Yeah, it would be really nice for 2 or more computers, running the same distribution, to just network each other ala Windows workgroup setting. I understand that something needs to be shared but even in Windows when nothing is shared, one can still see other computers on the network. Of course, if some form of simple networking is ever included in Linux, it has to be well implemented and with security in mind. Also it should not use samba or nfs to do it. Though I think a minimal samba setup already included with the distribution would be nice, too. Nothing grand, maybe a read-only directory or something.
It's already there, /etc/samba/smb.conf-sample.
I don't think it's hard to do networking with Slackware, you just have to know how the network works
ifconfig works on all distributions, loading modules is needed not just for networking, etc...
(unless you disabled it during install) the ssh is on by default in Slackware.
google/linux for sftp to see some examples of command line, how to log onto another box on lan, and how to transfer files.
Or, if GUI is your favor, then gftp which can run from the KDE desktop. In gftp over near the upper right, choose ssh2 as the protocol. Then log on to another Linux 'puter on your lan. It's fun. It's easy. I'd wished that I'd discovered of it sooner than what I did. Transfer some files. It's on by default in Slackware 11 KDE desktop. Once again, on by default and no setup needed.
See how cool it is that Linux is so secure in its networking.
(Win, not Linux)Those rattlely netbios probing advertising Windows here I am, come and get me thing a ma bobs (end of Win).
BTW my firewall was too secure, so I had to open up for ssh. It's likely that you won't have this prob. but I thought I'd mention it.
NFS (Network File System) has a bit of a learning curve to it and is not turned on by default (likely due to security concerns).
For heterogenous (Linux and Windows) Samba works very nicely. Get a working Samba config and you've got it.
If you need more, such as how to configure interface, etc. then I've missed the mark.
My 2 cents is keep it simple and focus on what you need. You may easily be confused by all the possibilities. There is no way to achieve a "point and click" network that is suited to you and secure. If its not secure, its not worth having. Much of the setup time is just learning about networking in general.
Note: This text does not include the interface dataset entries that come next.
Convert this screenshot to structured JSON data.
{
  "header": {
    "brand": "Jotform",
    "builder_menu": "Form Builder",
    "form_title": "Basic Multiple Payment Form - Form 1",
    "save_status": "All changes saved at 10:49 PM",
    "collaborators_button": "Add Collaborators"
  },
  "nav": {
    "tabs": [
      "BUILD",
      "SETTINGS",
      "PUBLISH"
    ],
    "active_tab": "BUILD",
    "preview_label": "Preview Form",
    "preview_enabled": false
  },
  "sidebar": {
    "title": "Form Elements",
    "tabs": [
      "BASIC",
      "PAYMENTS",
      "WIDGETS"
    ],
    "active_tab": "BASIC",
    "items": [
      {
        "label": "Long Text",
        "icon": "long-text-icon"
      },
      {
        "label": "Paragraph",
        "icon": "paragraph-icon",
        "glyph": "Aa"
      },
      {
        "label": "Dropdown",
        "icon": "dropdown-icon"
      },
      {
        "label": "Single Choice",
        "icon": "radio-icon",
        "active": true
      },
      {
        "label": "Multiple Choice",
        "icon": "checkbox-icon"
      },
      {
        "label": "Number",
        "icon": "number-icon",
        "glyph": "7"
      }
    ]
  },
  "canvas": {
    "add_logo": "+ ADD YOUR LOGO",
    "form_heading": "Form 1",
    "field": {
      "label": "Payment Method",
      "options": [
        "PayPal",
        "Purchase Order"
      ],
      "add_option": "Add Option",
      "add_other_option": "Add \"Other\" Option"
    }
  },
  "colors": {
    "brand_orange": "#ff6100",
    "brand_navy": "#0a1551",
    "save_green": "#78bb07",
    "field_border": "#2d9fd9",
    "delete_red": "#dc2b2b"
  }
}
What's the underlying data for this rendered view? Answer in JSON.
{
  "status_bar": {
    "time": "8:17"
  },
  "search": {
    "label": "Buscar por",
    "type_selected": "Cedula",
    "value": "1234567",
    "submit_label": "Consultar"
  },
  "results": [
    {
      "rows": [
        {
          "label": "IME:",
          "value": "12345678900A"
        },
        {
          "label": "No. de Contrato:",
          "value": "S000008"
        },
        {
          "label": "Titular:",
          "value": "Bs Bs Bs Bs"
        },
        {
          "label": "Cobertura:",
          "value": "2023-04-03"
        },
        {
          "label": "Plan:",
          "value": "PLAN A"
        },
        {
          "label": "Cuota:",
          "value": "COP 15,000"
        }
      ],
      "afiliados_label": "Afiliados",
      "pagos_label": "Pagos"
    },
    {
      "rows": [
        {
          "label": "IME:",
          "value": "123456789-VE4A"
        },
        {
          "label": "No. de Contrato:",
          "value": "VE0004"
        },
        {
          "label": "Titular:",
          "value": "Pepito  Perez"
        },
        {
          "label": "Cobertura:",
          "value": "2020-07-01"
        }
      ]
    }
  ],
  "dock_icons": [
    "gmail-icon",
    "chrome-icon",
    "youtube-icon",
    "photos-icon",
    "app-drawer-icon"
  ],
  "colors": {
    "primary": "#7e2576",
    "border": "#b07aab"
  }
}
Keep track of what you do, so your system can be modified or adapted. In my experience, once the network is set up it works without attention. So I have forgotten what I did. After you are started with the setup, you will probably have specific questions, which you can ask here.
Yes, I know an example smb.conf is already there. What Linux needs now is an easy way for newcomers to network their home computers. All distributions should force the installer to give root a password or like other distributions, use 'su' or 'sudo'. That's the first security measure. Then ask the installer if a basic read-only share should be created. If 'yes' then the setup process enables samba, walks the user through creating a non-root user with a password, etc. Now the installer does not have to login as root all the time, can just su* when needed and a basic network share is available.
A few security concerns are taken care of during the above process:
1. root will not have blank password
2. an everyday user account plus password is created(with sudo access of course)
3. the samba share is secured because is read-only to share files between computers
It's like except for Internet access, every Linux computer in the same office is an island. Someone has to manually setup samba or nfs or ftp or whatever to start sharing files and what-not over the network. From a newcomer stand point, he/she just wants to be able to use the OS the way they were used to before switching to Linux.
Oh nice I can ping that computer across the house. That's it. Where's the rest of the network services besides getting an IP address and being able to ping a computer across the room? Linux might be "desktop ready" when there's just one computer in the home. However, a few more things need to happen out-of-the-box for homes with more than one computer.
The only thing, and maybe Alien Bob will see this and comment is: in my /var/log/messages it states that rc.statd is running as root and should be chowned to a different user. All guides I have read do NOT address this very old (3 years or so) exploit that the TOrn worm would attack but we are still notified about in our log files. I made a post here on the forums but never got a reply to it. I haven't had a chance to chown it to a normal user and see what happens.